Jamaicans are notorious for their adherence to superstition and stereotypes. When these qualities are incorporated with misinformation, it can be a toxic bath of fear and isolation.
The issue of mental health is a topic that is on the rise in the Jamaican society. Though the conversation is still just in its initial phases, it’s important for its sustainability that we focus the conversations in the region it is needed most: Men’s Mental Health.
However, it is time to shed the cloak of ignorance and walk confidently into a new era of informed decision-making as it relates to mental health, especially for young men. Hence, the social media campaign ‘(His)Tory: Normalize Therapy for Young Men’ was born.
The initiative aims to target the stigma of young men between the ages of eighteen (18) and twenty-five (25) seeking therapy as a means to address their traumas and other mental issues to facilitate positive change in their lives. The managers of the campaign, Kriss-Ann Haughton, a recent University of Technology, Ja. graduate; KayAnn Ford, a mental health enthusiast; Sashoi Nichols, mental health workshop & seminar co-ordinator; and Abigail Gordon, an online English tutor, hope to normalize the concept of resolving traumas linked to self-esteem issues in young men through seeking therapy.
Despite the perceived negative image of the practice, there have been men who have been through therapy sessions and have benefitted from those sessions. The campaign managers have been successful in interviewing these young men and sharing their stories.
One such interview was conducted with Andre Thompson, twenty-eight (28) year old accounting clerk who sought therapy after a breakup of a four-year-long relationship.
When asked if attending therapy sessions had helped in the resolution of the feelings that had originally encouraged him to go to therapy, he commented, “Yeah, I’m continuously finding that peace. I won’t say that it’s completely dissolved. What I would say is that how I felt in the initial stages is completely different from where I am now.”
“I would recommend that they find a way to express how they feel, who they are, and not what they do – which are two different things. And just find somebody that they can trust because, in all honesty, that’s the way therapy is,” Andre encouraged.
Another interview, conducted by Nichols, delved into the story of Jhe’Vonte Webster, a third-year University student, who sought therapy to resolve his traumatic experience of being caught in a shoot-out a year ago.
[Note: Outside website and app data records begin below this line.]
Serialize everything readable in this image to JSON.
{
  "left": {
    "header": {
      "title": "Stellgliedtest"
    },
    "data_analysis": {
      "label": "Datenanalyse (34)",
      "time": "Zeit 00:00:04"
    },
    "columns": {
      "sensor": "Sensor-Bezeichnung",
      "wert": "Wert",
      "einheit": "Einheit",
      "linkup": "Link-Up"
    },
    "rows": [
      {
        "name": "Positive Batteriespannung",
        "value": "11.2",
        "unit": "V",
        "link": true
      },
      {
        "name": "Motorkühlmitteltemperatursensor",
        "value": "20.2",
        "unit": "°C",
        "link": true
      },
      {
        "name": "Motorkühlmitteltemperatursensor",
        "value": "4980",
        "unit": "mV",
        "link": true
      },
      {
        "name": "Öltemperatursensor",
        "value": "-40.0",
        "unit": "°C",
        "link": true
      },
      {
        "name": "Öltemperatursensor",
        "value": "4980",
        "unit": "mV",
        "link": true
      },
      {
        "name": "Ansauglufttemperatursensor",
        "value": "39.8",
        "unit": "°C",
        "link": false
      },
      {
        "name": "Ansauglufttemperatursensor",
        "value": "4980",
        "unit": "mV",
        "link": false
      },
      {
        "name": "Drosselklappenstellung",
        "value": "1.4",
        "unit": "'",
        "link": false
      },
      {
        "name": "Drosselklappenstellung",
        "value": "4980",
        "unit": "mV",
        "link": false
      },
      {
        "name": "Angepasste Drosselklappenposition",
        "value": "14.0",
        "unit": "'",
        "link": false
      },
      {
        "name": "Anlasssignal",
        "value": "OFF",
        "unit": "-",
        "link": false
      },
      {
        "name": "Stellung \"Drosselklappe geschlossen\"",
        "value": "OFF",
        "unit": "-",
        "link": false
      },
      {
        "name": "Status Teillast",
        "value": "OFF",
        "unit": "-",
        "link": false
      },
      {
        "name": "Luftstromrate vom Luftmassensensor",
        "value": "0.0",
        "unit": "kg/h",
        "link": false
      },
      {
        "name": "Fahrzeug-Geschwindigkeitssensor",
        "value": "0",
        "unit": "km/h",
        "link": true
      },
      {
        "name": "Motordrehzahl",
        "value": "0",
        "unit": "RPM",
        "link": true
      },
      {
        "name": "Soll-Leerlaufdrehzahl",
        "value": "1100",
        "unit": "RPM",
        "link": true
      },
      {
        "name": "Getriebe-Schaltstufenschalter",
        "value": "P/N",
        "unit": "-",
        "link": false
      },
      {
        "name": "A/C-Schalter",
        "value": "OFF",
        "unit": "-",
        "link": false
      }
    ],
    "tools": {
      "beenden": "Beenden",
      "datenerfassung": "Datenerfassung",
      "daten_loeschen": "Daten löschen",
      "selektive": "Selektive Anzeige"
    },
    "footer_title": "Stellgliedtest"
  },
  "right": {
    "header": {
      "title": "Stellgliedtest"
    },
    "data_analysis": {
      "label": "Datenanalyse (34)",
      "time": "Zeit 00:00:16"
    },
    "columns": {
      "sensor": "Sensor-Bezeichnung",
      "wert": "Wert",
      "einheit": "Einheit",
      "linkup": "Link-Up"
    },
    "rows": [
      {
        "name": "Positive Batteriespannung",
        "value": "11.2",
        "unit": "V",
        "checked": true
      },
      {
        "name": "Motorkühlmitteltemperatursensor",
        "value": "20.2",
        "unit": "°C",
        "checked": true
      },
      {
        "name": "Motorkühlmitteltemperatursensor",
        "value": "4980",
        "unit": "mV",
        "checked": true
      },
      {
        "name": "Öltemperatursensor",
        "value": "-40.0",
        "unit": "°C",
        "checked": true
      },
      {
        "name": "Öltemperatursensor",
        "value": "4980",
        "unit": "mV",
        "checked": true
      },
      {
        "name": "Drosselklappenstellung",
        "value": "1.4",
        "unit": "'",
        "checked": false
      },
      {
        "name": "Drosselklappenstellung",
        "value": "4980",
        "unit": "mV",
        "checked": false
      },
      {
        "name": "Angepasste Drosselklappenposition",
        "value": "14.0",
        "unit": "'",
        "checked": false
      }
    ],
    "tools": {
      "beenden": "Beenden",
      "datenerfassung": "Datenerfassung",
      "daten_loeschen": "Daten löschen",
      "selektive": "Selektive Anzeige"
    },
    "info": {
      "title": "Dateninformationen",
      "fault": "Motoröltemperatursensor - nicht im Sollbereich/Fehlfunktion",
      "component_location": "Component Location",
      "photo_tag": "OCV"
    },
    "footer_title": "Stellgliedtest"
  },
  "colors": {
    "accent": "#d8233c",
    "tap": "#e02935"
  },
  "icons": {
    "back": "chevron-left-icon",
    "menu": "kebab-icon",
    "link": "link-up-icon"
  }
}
“Well, for the males that I grew up around and whom I can relate to, we were rejected from before we were born. So, society, systemically told us that, you know, you’re down there, that’s where you were born, that’s where you should stay,” Jhe’Vonte shared. However, that is not the legacy he wants to leave behind. Instead, he shared that he hoped to stand above what society might have wanted for him. “Me want the man dem fi look into it and see that there’s nothing wrong with talking and seeking help… ‘cause the only way you can get help, is if you seek help… and we need help as people.”
The enemy of change is fear. The campaign seeks to help young Jamaican men combat the fear brought about by misinformation through informed public service announcements, media releases, social media pages and a targeted public engagement.
Through these avenues, the campaign should be able to advance the conversation of men’s mental health; dissolving the stigmas associated with Jamaican men using therapy to find peace. They expect to see a shift in the way therapy is perceived in Jamaica, starting with the young men who will soon become the movers and shakers of Jamaican society.